From Liquor to Donkeys
China has over 1,000 exchanges for just about anything – and that’s quite an increase from the roughly 300 that existed, according to research, in 2011.
On top of the national stock exchanges in Shanghai and Shenzhen, Asia’s largest economy now boasts has regional trading venues that deal with chemical, metals, agricultural products and far more bizarre examples such as – wait for it – the donkey exchange. Last September, an orchid exchange opened in Yunnan province.
Oh yes, we know you want to go back to that donkey exchange, and it’s actually not too difficult to explain. In Asia donkeys are a valuable agriculture commodity and are therefore traded in the same way that you can trade soybeans, sugar or wheat in the form of CFDs at iFOREX. These animals, whose skin is also used in China as a popular remedy, are difficult to breed and their price has surged, with impact felt outside of China as well. Since the donkey exchanged opened it handled over 370 million yuan’s worth of donkeys and the figure could reach 1.5 billion yuan by the end of 2017. The exchange is planning to go into web- and app-based trading this month.
While exchanges can be extremely valuable to a growing economy – especially one as large and as complex as China – there are concerns that some of these exchanges are turning into avenues for speculation – that is hardly helpful for the general economy.
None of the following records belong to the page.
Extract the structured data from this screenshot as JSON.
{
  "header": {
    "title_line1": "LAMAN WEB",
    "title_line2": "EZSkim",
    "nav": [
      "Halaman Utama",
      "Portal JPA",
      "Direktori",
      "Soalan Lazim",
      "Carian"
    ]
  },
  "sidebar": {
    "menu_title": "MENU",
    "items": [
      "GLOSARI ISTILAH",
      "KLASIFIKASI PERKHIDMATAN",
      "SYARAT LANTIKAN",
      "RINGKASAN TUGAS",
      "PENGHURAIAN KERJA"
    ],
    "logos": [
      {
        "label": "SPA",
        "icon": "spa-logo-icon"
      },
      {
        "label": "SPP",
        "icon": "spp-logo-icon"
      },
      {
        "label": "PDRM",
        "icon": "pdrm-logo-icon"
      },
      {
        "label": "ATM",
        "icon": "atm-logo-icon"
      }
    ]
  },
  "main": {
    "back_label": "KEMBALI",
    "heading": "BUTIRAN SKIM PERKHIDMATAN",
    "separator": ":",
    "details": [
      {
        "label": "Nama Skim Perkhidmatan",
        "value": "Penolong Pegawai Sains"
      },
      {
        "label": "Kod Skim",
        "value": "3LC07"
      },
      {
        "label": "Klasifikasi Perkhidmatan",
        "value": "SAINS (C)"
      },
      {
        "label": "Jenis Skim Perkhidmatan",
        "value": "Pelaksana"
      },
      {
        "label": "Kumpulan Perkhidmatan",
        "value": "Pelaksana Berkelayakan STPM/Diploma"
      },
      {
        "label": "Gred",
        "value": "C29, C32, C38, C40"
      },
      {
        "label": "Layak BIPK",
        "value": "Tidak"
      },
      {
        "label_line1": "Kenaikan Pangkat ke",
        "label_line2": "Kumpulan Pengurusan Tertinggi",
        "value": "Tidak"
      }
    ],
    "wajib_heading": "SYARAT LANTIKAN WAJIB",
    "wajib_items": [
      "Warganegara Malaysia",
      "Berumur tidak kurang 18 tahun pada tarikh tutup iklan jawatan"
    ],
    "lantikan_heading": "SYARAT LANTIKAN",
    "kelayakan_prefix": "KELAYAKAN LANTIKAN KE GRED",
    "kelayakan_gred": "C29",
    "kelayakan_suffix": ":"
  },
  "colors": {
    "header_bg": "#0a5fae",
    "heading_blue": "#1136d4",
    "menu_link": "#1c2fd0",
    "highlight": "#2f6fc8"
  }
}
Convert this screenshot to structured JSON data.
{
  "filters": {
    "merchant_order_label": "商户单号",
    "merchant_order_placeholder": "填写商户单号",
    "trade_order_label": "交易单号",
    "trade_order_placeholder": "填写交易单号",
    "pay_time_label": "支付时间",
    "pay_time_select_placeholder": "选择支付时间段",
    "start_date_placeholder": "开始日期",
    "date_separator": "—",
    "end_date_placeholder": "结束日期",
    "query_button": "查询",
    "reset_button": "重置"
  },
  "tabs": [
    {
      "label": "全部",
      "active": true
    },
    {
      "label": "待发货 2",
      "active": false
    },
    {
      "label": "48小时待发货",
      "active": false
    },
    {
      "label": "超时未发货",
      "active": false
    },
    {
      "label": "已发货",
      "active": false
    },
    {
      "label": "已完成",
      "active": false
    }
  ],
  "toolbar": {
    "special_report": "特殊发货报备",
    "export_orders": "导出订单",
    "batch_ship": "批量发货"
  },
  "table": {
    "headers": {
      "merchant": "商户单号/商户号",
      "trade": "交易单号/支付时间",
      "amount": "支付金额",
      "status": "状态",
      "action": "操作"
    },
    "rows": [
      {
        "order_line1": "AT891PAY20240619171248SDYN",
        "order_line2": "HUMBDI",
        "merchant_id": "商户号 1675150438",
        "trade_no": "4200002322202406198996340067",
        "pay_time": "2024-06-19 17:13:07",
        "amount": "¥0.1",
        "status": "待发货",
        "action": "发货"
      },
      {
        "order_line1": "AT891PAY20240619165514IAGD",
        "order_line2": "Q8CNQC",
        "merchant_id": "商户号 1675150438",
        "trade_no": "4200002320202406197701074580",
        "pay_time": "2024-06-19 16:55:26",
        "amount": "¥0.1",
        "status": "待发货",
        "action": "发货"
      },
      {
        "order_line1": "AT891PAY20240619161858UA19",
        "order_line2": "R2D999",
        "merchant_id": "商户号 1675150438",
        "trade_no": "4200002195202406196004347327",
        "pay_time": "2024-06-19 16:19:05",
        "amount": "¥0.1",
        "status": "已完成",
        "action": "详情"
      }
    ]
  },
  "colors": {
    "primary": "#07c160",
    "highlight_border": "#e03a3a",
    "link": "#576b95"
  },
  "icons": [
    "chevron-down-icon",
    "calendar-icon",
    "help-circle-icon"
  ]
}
Policy makers in Beijing are worried that local authorities lack the tools to adequately supervise these exchanges. They have reasons for concerns. In 2015, the owner of a commodities exchange in the northern autonomous region of Inner Mongolia allegedly disappeared with clients’ funds. On the other hand, there are many examples of well-performing and well-managed exchanges operating in China that are becoming integrated and vital part of the nation’s economy.
While you cannot trade donkeys at iFOREX, you can invest in a wide variety of tradable CFD instruments including shares, commodities, indices and currencies and without having to actually buy or own them. Find out more.